*Instructions for the task*. In this exercise, the data must be written out exactly.

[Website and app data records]
↓
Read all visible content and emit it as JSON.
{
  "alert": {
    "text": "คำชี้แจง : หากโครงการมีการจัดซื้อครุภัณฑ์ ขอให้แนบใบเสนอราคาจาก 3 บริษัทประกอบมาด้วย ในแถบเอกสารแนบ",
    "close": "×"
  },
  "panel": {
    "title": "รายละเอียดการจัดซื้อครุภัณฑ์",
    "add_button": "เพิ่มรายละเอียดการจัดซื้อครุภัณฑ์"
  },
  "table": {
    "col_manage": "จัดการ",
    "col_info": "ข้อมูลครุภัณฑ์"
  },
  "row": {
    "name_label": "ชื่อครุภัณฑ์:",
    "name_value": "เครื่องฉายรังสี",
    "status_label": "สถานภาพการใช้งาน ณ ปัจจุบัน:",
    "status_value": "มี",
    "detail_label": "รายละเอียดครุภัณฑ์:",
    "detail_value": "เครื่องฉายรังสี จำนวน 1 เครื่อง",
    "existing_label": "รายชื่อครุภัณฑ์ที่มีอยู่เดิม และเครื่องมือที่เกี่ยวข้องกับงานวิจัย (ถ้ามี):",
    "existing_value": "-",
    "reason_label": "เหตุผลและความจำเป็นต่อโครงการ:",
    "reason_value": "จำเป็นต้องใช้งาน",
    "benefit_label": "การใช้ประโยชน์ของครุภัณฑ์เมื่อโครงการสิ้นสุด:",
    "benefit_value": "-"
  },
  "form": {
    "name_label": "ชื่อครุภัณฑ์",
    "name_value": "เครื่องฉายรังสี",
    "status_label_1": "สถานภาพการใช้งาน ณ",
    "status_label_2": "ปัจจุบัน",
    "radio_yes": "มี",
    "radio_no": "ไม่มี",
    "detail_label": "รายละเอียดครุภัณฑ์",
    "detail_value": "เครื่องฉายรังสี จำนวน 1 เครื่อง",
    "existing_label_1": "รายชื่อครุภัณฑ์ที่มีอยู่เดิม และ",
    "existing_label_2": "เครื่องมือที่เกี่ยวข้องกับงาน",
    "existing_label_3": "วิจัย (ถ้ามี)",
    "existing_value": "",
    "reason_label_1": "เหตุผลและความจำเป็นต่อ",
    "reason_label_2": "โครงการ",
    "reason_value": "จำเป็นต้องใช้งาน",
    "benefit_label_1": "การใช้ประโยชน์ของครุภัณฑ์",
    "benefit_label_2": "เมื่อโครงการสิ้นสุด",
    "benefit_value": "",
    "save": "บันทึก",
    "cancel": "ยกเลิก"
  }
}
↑
*Exercise answer*.
Read all visible content and emit it as JSON.
{
  "alert": {
    "text": "คำชี้แจง : หากโครงการมีการจัดซื้อครุภัณฑ์ ขอให้แนบใบเสนอราคาจาก 3 บริษัทประกอบมาด้วย ในแถบเอกสารแนบ",
    "close": "×"
  },
  "panel": {
    "title": "รายละเอียดการจัดซื้อครุภัณฑ์",
    "add_button": "เพิ่มรายละเอียดการจัดซื้อครุภัณฑ์"
  },
  "table": {
    "col_manage": "จัดการ",
    "col_info": "ข้อมูลครุภัณฑ์"
  },
  "row": {
    "name_label": "ชื่อครุภัณฑ์:",
    "name_value": "เครื่องฉายรังสี",
    "status_label": "สถานภาพการใช้งาน ณ ปัจจุบัน:",
    "status_value": "มี",
    "detail_label": "รายละเอียดครุภัณฑ์:",
    "detail_value": "เครื่องฉายรังสี จำนวน 1 เครื่อง",
    "existing_label": "รายชื่อครุภัณฑ์ที่มีอยู่เดิม และเครื่องมือที่เกี่ยวข้องกับงานวิจัย (ถ้ามี):",
    "existing_value": "-",
    "reason_label": "เหตุผลและความจำเป็นต่อโครงการ:",
    "reason_value": "จำเป็นต้องใช้งาน",
    "benefit_label": "การใช้ประโยชน์ของครุภัณฑ์เมื่อโครงการสิ้นสุด:",
    "benefit_value": "-"
  },
  "form": {
    "name_label": "ชื่อครุภัณฑ์",
    "name_value": "เครื่องฉายรังสี",
    "status_label_1": "สถานภาพการใช้งาน ณ",
    "status_label_2": "ปัจจุบัน",
    "radio_yes": "มี",
    "radio_no": "ไม่มี",
    "detail_label": "รายละเอียดครุภัณฑ์",
    "detail_value": "เครื่องฉายรังสี จำนวน 1 เครื่อง",
    "existing_label_1": "รายชื่อครุภัณฑ์ที่มีอยู่เดิม และ",
    "existing_label_2": "เครื่องมือที่เกี่ยวข้องกับงาน",
    "existing_label_3": "วิจัย (ถ้ามี)",
    "existing_value": "",
    "reason_label_1": "เหตุผลและความจำเป็นต่อ",
    "reason_label_2": "โครงการ",
    "reason_value": "จำเป็นต้องใช้งาน",
    "benefit_label_1": "การใช้ประโยชน์ของครุภัณฑ์",
    "benefit_label_2": "เมื่อโครงการสิ้นสุด",
    "benefit_value": "",
    "save": "บันทึก",
    "cancel": "ยกเลิก"
  }
}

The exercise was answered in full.